__DIRECTIONS FOR THIS TASK__. Only a number is expected: how many lines in the data below contain the word "があります".

Items from a data source:
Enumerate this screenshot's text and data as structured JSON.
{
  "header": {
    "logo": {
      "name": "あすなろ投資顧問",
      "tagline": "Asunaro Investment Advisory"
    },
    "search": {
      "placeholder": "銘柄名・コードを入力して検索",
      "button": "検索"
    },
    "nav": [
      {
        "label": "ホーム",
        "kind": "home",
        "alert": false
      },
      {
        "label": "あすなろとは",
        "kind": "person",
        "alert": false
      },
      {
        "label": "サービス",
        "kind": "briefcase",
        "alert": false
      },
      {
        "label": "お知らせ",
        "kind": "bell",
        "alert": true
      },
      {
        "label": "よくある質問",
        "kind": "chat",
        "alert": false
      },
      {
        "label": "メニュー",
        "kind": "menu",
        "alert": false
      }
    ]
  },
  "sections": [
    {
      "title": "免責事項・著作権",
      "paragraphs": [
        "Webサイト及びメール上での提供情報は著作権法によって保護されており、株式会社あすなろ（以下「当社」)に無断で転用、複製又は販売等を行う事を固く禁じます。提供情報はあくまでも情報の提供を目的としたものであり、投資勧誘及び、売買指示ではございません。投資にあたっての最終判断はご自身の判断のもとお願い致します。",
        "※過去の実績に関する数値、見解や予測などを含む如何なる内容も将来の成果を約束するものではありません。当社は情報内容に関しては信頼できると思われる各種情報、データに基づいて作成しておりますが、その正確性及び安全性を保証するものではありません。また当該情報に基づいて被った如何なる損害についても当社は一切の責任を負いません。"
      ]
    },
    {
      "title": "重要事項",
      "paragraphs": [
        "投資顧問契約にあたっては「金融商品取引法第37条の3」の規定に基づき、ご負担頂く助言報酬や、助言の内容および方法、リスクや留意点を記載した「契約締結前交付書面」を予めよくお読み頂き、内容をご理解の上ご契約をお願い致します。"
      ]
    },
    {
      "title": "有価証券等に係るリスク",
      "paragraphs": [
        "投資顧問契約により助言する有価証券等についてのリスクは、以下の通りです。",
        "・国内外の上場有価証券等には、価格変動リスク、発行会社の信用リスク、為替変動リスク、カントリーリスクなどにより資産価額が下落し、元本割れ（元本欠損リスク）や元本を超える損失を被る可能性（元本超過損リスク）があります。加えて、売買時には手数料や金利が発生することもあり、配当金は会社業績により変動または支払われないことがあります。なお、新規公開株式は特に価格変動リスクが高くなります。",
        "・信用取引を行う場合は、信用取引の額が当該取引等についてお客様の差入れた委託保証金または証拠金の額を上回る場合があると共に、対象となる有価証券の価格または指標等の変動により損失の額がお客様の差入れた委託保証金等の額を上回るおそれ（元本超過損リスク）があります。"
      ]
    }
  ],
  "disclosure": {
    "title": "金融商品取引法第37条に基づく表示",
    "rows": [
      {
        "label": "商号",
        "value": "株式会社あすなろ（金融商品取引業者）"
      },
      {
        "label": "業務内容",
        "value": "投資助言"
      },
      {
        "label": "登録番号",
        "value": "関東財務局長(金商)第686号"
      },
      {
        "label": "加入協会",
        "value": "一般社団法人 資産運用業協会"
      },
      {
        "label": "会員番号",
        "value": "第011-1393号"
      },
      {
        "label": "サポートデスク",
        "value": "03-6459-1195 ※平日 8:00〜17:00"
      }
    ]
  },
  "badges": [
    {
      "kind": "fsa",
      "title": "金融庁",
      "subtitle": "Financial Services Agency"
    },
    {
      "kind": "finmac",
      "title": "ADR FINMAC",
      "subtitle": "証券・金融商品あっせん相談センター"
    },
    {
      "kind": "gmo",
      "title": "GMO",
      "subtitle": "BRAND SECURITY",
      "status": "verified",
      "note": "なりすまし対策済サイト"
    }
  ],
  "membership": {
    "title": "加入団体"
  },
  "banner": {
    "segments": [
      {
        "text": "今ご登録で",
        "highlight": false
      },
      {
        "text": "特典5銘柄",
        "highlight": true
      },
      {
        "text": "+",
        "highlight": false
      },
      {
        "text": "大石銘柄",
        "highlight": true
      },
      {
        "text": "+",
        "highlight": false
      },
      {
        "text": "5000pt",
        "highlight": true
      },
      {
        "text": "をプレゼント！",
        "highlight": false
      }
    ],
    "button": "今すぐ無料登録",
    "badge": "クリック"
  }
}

__OUTPUT OF THE EXERCISE__. 2